### Excerpts from an interface dataset
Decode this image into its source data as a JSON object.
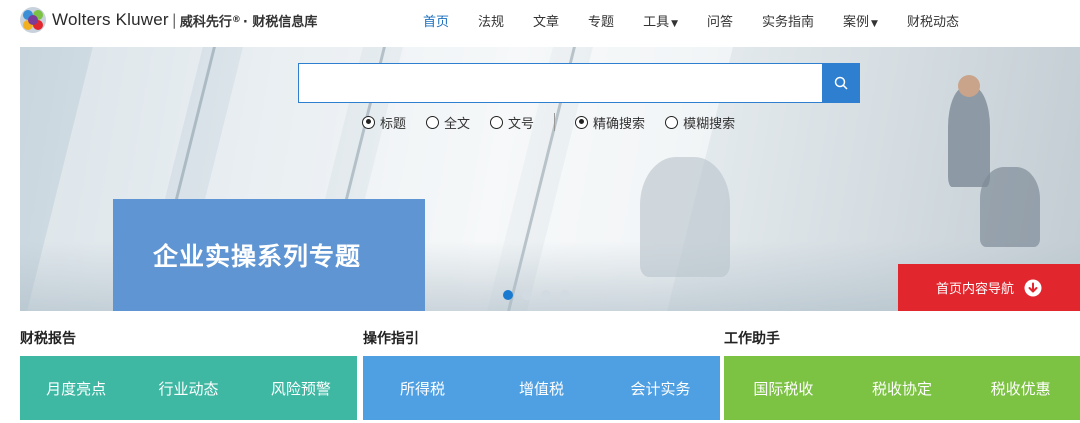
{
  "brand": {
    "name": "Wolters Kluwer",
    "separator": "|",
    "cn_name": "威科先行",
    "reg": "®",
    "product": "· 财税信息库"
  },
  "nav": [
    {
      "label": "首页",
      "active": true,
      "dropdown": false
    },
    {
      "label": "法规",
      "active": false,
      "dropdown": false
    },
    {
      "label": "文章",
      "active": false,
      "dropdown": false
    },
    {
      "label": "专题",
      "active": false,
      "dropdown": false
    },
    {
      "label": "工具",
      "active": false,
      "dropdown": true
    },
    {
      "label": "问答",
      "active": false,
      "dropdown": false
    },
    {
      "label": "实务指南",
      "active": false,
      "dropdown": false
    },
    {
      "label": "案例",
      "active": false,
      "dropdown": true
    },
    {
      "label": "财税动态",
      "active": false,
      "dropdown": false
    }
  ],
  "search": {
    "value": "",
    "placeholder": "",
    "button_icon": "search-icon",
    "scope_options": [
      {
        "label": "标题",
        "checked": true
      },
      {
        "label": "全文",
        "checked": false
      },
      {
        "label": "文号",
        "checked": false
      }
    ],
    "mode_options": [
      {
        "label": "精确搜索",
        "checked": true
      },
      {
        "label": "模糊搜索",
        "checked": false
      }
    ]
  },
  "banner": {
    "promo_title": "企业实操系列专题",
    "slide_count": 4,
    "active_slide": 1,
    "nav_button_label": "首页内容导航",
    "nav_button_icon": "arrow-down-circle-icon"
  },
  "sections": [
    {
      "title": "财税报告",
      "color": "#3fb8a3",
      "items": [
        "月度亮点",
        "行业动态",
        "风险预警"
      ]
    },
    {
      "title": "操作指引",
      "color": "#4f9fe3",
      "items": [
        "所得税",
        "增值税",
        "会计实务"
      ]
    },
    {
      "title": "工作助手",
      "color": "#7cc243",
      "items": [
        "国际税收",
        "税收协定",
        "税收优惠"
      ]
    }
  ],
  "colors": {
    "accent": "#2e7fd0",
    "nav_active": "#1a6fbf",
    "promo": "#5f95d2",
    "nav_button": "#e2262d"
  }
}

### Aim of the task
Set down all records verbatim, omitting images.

### Exercise output
Decode this image into its source data as a JSON object.
{
  "brand": {
    "name": "Wolters Kluwer",
    "separator": "|",
    "cn_name": "威科先行",
    "reg": "®",
    "product": "· 财税信息库"
  },
  "nav": [
    {
      "label": "首页",
      "active": true,
      "dropdown": false
    },
    {
      "label": "法规",
      "active": false,
      "dropdown": false
    },
    {
      "label": "文章",
      "active": false,
      "dropdown": false
    },
    {
      "label": "专题",
      "active": false,
      "dropdown": false
    },
    {
      "label": "工具",
      "active": false,
      "dropdown": true
    },
    {
      "label": "问答",
      "active": false,
      "dropdown": false
    },
    {
      "label": "实务指南",
      "active": false,
      "dropdown": false
    },
    {
      "label": "案例",
      "active": false,
      "dropdown": true
    },
    {
      "label": "财税动态",
      "active": false,
      "dropdown": false
    }
  ],
  "search": {
    "value": "",
    "placeholder": "",
    "button_icon": "search-icon",
    "scope_options": [
      {
        "label": "标题",
        "checked": true
      },
      {
        "label": "全文",
        "checked": false
      },
      {
        "label": "文号",
        "checked": false
      }
    ],
    "mode_options": [
      {
        "label": "精确搜索",
        "checked": true
      },
      {
        "label": "模糊搜索",
        "checked": false
      }
    ]
  },
  "banner": {
    "promo_title": "企业实操系列专题",
    "slide_count": 4,
    "active_slide": 1,
    "nav_button_label": "首页内容导航",
    "nav_button_icon": "arrow-down-circle-icon"
  },
  "sections": [
    {
      "title": "财税报告",
      "color": "#3fb8a3",
      "items": [
        "月度亮点",
        "行业动态",
        "风险预警"
      ]
    },
    {
      "title": "操作指引",
      "color": "#4f9fe3",
      "items": [
        "所得税",
        "增值税",
        "会计实务"
      ]
    },
    {
      "title": "工作助手",
      "color": "#7cc243",
      "items": [
        "国际税收",
        "税收协定",
        "税收优惠"
      ]
    }
  ],
  "colors": {
    "accent": "#2e7fd0",
    "nav_active": "#1a6fbf",
    "promo": "#5f95d2",
    "nav_button": "#e2262d"
  }
}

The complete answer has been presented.